Philip Meyer has written a thoughtful article for the American Journalism Review titled “The elite newspaper of the future”.
Meyer is regarded as something of a prophet, having written “The Vanishing Newspaper: Saving Journalism in the Information Age” in 2004.
In his latest essay he argues:
"A smaller, less frequently published version packed with analysis and investigative reporting and aimed at well-educated news junkies that may well be a smart survival strategy for the beleaguered old print product."
I agreed with his observation that (post war) newspapers were all things to all people. That’s largely true today in regional areas.
“Few read the entire paper, but many read the parts that appealed to their specialized interests.”
My father thought a newspaper good value just for the crossword, but I wonder how many people complete the puzzle today?
Meyer’s comment which hit home to me was that newspapers would survive by maximising the part of their business least vulnerable to substitution: community influence. He envisages newspapers trimming down to a specialised product and serving a narrow market well.
My interpretation of exercising community influence does not exclusively involve editorial opinions or comment pieces, as discussed in a previous post. In fact, I think some newspapers mistake community influence for proclaiming their own viewpoints.
I define it more as reporting local issues in a way that brings attention to things that matter in a community.
The newspaper’s opinion is irrelevant. Reporting an issue should involve stating the facts for people to form their own conclusions and reporting those views. Meyer summarises it this way:
“The raw material for this processing is evidence-based journalism, something that bloggers are not good at originating.”
He says the newspaper endgame should concentrate on retaining core values of trust and responsibility. “The mass audience is drifting away, and resources should be focused on the leadership audience.”
I think Australian regional newspapers have several years before the same issues are paramount, however it’s important for those of us in the industry that we be prepared.
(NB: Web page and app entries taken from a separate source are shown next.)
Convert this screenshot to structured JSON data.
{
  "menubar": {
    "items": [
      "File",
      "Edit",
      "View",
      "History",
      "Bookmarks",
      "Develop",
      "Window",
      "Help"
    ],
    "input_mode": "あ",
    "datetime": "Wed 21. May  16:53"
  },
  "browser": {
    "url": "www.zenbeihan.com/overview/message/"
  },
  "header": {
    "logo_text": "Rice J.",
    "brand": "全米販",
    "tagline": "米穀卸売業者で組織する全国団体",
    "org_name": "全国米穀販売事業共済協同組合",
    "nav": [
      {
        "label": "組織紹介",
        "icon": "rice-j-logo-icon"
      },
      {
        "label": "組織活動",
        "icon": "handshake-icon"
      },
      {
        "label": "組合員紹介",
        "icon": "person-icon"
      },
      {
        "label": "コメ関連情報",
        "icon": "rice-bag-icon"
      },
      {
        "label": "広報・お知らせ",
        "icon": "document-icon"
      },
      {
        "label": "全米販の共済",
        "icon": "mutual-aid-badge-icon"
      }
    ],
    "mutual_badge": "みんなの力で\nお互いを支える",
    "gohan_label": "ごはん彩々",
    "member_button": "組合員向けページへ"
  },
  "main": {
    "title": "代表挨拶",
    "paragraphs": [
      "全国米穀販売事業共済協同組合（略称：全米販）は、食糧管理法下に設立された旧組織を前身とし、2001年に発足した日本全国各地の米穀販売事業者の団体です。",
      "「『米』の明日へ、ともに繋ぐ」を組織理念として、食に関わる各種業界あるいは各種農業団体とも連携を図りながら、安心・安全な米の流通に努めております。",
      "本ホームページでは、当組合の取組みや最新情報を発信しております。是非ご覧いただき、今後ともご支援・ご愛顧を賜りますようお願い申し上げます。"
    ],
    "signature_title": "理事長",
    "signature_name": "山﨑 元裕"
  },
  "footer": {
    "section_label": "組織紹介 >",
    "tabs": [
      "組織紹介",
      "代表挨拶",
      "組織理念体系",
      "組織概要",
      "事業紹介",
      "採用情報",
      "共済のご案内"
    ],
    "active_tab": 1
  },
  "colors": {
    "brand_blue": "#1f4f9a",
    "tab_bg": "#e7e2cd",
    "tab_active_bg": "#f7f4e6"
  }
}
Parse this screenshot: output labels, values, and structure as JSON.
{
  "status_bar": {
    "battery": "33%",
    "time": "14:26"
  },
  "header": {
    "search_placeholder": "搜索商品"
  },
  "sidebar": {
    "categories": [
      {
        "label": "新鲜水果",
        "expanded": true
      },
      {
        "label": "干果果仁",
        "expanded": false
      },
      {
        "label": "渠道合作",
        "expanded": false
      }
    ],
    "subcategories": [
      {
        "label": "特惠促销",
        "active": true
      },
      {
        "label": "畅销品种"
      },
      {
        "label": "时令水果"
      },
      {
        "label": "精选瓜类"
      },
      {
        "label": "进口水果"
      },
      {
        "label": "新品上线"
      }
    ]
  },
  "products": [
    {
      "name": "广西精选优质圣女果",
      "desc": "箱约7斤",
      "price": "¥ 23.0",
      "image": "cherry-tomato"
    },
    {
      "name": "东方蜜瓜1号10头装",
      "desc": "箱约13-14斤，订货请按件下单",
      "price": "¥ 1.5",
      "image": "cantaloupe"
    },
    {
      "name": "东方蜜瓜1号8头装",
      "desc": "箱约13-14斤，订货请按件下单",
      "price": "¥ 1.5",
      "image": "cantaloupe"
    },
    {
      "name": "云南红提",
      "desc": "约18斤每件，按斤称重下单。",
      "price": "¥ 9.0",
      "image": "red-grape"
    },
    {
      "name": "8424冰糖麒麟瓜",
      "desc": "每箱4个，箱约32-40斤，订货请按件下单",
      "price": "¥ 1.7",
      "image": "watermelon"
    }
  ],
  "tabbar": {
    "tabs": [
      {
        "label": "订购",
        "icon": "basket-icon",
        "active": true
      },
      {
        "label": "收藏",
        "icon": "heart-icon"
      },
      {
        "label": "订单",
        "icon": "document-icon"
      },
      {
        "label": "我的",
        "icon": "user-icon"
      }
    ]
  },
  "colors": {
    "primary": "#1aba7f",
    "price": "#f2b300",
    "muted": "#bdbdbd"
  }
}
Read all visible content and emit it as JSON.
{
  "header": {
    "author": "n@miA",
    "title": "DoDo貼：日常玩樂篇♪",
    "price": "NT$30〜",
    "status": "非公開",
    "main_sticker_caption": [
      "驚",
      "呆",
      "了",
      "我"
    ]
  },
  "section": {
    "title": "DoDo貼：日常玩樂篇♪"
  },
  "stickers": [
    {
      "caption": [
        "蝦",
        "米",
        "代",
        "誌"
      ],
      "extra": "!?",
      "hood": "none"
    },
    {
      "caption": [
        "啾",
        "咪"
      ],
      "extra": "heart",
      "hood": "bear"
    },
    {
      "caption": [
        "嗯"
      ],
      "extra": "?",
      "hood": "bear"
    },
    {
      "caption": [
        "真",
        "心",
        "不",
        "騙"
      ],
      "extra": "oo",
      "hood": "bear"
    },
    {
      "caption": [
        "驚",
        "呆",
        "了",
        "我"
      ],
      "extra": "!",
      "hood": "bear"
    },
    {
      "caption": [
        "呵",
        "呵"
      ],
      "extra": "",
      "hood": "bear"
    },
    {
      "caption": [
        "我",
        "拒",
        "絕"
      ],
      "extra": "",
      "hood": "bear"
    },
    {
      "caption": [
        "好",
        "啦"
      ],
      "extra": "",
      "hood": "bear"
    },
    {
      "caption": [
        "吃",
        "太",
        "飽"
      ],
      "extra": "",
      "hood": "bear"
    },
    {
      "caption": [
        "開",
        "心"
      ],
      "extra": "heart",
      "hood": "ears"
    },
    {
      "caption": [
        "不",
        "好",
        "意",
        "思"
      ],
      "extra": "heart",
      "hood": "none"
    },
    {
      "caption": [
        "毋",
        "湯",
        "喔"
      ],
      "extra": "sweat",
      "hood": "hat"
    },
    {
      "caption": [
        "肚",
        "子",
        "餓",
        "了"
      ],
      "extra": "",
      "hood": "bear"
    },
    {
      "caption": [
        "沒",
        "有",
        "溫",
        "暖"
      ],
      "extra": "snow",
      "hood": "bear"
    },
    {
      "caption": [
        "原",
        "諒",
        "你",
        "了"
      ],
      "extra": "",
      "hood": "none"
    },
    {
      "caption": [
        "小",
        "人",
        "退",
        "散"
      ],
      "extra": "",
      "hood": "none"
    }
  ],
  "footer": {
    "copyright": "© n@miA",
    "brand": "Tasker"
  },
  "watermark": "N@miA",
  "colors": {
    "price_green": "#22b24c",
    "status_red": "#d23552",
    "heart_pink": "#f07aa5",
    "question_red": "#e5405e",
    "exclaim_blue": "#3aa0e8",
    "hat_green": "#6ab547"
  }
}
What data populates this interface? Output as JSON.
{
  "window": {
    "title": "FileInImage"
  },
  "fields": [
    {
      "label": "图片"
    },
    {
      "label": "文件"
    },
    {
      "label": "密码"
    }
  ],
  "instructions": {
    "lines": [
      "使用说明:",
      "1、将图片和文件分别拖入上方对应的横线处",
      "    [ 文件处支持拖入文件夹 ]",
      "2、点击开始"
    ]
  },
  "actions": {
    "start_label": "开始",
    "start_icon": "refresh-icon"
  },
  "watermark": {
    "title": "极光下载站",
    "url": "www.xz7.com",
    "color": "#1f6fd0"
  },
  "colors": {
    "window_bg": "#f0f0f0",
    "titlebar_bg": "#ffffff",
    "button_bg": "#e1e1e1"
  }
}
We need to be flexible enough to change fixed views that might have been tried and true 20 years ago, but have less relevance today.